The source of the five stages of grief
The Kübler-Ross model, commonly referred to as the “five stages of grief” was introduced by Elisabeth Kübler-Ross which was inspired by her work with terminally ill patients. Believe it or not, it also applies to business too and it doesn’t have to only be during the business sale but I found that it was heightened during this time and I certainly experienced these grief stages a number of times during my business sale as we went around six times. Let me share with you one of those times with you now after listing the 5 stages of grief. The five stages are:
Looking back and recognising the five stages of grief
During our business sale cycle we received an offer for the business (subject to contract) from a corporate organisation which had its own internal business acquisition team complete with an acquisitions manager. In the offer letter, it stated the offer / consideration and key assumptions made – such as keeping myself and my business partner on beyond the sale. The price was fair and we went ahead and signed the exclusivity letter which had a completion date within 6 weeks. That meant that the due diligence process had to be wrapped up within 4 weeks. Everything was seemingly going fine, we provided access to our comprehensive data room, had a couple of all day meetings going over financials and forecasted on top of answering hundreds of due diligence questions.
We were busy wrapping up due diligence with three days to go to completion day and our business broker got a call. The Acquisitions Manager informed our business broker that their due diligence had highlighted some concerns they had with our sales forecast and as a result, they tabled a revised offer which was a substantial price chip of over20% of the cash part of the consideration.
When our business broker passed on the news, I was in immediate denial (stage 1) – due diligence had gone well and as I disagreed with how they worked out the price chip, anger (stage 2) started to build up, especially as they said they had no intention to price chip!! My business partner and I wanted to negotiate aka bargain (stage 3) but our business broker said that there was no room for bargaining and sure enough, within a couple of hours of that phone call, the price cut ‘best and final offer’ letter was in our hands.
I’m sure our 5 stages overlapped with each other and anger with depression (stage 4) set in almost simultaneously because we had no time to let the news sink in and be processed – only a few hours because we wanted to keep the deal alive. We had no choice but to accept (stage 5) the revised terms (because we were determined to sell the business this fifth time around!) and we had to convince ourselves that it was a good thing that we were still being considered for purchase.

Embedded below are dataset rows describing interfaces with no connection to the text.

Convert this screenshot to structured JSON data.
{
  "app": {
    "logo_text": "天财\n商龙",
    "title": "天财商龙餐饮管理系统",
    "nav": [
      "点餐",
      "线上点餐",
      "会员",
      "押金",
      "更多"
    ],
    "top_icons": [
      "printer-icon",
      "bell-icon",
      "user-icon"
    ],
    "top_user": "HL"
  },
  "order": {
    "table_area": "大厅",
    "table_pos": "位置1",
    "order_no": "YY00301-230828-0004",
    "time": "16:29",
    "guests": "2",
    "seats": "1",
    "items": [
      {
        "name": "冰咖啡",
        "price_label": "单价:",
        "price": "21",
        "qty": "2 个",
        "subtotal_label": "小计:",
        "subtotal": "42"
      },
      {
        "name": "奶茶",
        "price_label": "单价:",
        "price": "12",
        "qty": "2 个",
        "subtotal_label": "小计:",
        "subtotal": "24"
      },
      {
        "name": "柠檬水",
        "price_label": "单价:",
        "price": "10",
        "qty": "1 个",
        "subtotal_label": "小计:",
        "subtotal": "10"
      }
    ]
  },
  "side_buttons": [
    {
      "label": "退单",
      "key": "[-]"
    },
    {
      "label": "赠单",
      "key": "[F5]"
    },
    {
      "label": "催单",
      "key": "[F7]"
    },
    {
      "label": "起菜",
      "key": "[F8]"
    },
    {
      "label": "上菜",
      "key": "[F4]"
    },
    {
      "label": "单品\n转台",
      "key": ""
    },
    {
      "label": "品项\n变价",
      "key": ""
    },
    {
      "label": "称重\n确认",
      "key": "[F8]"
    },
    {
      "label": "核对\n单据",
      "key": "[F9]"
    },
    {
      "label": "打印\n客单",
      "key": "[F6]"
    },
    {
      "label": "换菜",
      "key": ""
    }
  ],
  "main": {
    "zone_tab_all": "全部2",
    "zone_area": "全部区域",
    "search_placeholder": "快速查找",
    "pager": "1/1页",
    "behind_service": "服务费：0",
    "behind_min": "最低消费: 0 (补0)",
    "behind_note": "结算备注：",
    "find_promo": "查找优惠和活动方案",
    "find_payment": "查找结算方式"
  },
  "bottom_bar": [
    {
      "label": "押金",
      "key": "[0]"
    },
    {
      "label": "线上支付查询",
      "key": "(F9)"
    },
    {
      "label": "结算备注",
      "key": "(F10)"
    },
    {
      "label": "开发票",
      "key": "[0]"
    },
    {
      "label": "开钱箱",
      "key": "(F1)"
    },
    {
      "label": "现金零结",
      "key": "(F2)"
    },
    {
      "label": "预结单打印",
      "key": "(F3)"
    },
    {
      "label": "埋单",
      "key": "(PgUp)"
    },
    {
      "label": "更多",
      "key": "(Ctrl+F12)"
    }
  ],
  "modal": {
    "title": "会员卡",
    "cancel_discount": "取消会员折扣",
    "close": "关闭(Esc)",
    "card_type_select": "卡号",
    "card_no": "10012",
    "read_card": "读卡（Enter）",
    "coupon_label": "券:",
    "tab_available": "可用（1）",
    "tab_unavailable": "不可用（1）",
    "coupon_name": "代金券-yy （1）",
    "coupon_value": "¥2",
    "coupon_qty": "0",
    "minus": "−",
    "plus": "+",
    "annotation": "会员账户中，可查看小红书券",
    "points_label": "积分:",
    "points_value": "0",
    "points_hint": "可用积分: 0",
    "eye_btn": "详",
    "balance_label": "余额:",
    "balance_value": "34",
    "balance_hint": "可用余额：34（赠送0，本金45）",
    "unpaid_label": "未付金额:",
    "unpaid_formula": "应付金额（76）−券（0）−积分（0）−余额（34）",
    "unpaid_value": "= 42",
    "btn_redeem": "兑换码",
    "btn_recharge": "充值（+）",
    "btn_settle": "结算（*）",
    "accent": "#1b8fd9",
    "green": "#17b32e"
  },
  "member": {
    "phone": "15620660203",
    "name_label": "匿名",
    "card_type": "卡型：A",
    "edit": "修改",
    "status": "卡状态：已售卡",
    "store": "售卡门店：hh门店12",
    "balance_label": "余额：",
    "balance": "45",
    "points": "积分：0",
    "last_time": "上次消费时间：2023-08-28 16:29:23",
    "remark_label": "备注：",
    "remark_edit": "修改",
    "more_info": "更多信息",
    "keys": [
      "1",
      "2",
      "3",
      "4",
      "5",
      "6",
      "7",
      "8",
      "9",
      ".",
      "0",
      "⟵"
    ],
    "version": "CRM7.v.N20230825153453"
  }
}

Not a great situation to find yourself in. In hindsight, I’m sure that we would have forced ourselves time to digest the news and slowed down the process in order to consider it with clearer heads and minds if we had the time but hours after receiving a price chip (chunk!) we were then told that the whole deal was off and dead due to cultural differences which sent me spinning around the Kübler-Ross model yet again – within a 12 hour period, it was quite a knockout – however that’s another story!!
Look the potential buyer in the eye at the start of the process and shake their hand in that there will be no price chips – ideally, get it in writing too if possible.
During the business sale process if you happen to receive negative news, try and acknowledge it and work through the five stages.
And lastly, there is always a choice even if you feel you are backed into a corner. You can always change your mind and there will always be another deal to be had.
Joanna Miller helps business owners navigate their way through the start to finish process of selling a business. Her specialty is helping owners understand how to prepare and make the most of their business sale process to maximise their company’s value. To understand how you can sell your business quickly for the highest sales price, purchase her book, “How To Sell A Business: The #1 guide to maximising your company value and achieving a quick business sale”